Delmhorst provides a species correction chart online for our woodworking moisture meters to make sure that you always know the proper correction for your meter. Delmhorst also offers models that have built-in species correction capabilities.
#4: Compare Measurements to a Different Meter
If you suspect that your moisture meter is no longer providing accurate measurements, and want to test it in the field right away, you can use a second meter for reference. Ideally, both meters should be the same make and model, as two different types of meter from two different manufacturers will have different inherent calibrations. However, if they are both accurate, then they should both provide a relatively close moisture content measurement after temperature and species adjustments, regardless of manufacturer.
For thermo-hygrometers, place both units within a few inches of each other simultaneously as you take your RH measurements. These have to be done at the same time and close to each other in order to minimize the chance of random environmental factors causing an inaccurate reading.
#5: Check the Contact/Scanning Element
Sometimes, when a meter begins giving incorrect readings, it’s because of damage to the pins (for pin-type meters) or contact plate (for pinless meters). Check the scanning element for signs of corrosion or contamination, such as rust.
For pin meters with damaged pins, restoring normal function can be as easy as attaching a new set of pins.
#6: Verify the Meter is Undamaged
If the internal components of a moisture meter become damaged, then the meter will start to give inaccurate readings. If your meter is giving you inaccurate readings, but the meter’s contact/scanning element is clean and undamaged, you might have damage to the PC board or other electrical components. Loose wiring, broken circuitry, and dampness in the interior of the unit can all cause a meter to lose its accuracy.
This can be difficult to check on your own without taking the meter apart (which we strongly recommend that you avoid). Signs of damage that you might be able to spot without having to take the unit apart include:
- A rattling noise coming from the meter as you handle it (indicating that something has broken loose inside the unit).

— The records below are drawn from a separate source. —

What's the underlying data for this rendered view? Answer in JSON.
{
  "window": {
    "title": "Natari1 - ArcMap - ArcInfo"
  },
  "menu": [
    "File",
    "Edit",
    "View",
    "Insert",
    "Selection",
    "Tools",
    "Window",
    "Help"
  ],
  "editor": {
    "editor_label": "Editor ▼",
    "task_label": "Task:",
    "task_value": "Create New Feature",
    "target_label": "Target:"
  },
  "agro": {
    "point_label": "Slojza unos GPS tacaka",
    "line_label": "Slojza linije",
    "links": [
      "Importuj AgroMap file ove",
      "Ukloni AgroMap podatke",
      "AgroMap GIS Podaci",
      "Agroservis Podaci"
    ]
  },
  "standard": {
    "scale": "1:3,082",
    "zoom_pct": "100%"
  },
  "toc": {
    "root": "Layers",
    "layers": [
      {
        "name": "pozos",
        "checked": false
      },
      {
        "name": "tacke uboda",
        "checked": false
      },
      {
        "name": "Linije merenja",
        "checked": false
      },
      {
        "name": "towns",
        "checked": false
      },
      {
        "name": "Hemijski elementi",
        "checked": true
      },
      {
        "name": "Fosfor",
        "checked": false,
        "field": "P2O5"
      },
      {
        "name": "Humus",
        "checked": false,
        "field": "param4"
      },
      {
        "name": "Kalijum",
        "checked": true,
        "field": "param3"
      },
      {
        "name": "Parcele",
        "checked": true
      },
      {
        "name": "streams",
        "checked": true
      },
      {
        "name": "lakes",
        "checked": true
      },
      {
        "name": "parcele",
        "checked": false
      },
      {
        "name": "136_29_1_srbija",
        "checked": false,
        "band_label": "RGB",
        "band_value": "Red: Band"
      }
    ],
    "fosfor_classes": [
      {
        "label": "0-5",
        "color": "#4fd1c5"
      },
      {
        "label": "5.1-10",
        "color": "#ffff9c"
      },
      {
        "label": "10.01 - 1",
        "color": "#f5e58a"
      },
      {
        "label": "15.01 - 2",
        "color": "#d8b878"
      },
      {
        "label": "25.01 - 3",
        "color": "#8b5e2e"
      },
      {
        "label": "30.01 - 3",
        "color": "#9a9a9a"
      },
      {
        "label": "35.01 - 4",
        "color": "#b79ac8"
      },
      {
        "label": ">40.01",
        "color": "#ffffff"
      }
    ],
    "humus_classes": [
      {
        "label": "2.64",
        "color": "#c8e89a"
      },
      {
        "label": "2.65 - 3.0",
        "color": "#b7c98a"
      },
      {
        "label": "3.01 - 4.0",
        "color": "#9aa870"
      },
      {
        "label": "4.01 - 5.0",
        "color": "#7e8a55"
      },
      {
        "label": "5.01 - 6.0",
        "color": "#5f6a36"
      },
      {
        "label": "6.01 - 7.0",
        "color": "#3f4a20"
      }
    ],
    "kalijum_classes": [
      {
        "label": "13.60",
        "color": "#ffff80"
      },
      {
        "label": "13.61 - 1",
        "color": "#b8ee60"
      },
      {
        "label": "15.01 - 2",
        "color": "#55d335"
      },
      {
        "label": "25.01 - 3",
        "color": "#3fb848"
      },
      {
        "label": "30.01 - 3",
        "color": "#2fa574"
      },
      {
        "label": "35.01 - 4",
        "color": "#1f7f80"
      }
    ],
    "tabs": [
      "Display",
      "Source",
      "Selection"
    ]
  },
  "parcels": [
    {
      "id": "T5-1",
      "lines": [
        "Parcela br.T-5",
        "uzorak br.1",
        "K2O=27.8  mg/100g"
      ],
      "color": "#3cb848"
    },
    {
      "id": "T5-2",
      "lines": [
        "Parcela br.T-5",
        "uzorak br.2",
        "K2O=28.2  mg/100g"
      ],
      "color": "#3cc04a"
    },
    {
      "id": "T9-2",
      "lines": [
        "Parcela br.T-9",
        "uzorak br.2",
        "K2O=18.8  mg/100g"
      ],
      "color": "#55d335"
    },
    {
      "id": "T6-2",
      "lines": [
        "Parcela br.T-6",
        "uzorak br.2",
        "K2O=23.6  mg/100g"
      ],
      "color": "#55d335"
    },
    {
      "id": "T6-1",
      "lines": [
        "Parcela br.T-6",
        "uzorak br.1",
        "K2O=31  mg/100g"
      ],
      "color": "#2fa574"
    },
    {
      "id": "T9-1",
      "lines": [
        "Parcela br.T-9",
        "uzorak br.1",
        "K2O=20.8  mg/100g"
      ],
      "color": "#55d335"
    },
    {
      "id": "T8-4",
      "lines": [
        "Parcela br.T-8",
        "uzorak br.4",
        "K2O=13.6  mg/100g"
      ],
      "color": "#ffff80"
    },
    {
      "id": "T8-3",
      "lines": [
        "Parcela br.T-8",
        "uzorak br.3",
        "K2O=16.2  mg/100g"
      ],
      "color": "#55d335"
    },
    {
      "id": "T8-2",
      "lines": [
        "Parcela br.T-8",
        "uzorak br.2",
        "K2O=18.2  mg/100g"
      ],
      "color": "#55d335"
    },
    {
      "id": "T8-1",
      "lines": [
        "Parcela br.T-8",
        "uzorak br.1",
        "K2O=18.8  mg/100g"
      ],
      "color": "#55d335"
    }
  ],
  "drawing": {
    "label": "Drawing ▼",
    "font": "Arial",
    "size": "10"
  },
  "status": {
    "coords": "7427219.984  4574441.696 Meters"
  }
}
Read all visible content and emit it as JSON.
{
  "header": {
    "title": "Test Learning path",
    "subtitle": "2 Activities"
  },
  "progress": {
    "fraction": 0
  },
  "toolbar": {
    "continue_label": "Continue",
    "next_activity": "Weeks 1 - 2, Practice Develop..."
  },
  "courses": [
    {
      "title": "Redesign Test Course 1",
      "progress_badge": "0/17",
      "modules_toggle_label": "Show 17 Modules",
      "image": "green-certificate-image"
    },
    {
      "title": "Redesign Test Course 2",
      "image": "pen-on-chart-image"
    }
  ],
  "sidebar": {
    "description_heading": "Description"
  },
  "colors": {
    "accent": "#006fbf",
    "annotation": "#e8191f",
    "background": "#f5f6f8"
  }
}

- Missing segments of numbers on an LCD screen, or a failure of the screen’s backlight on analog displays. This could be as minor an issue as a depleted battery, or as serious as compromised wiring. If replacing the battery doesn’t solve the problem, contact the manufacturer for advice.
It’s important to make sure that your meter comes from a company that offers great repair services for their products. Check with your meter’s manufacturer to see how much it would cost to send your meter in for repair, as it is usually cheaper than having to buy a whole new meter.
#7: Use a Purpose Built Testing Device
Some moisture meter manufacturers offer a ready-made testing plate or other tool for making sure that their moisture meters are giving accurate readings. Testing boards and similar items are highly useful for checking the calibration of a moisture meter quickly and easily.
For example, Delmhorst’s pin-type meters can be checked using a device called a Moisture Content Standard (MCS). This device, which is specific to Delmhorst’s meters, is a convenient device for checking the accuracy of the meter (assuming said meter doesn’t already have a built-in check).
#8: Get a Moisture Meter with Built-in Calibration Checks
Many of Delmhorst’s moisture meters come with built-in calibration checks to take the guesswork out of assessing whether or not your moisture meter is giving you accurate readings. Of all the methods here, using a meter that has a built-in calibration check is perhaps the easiest and most convenient way to know for sure if your meter is working right.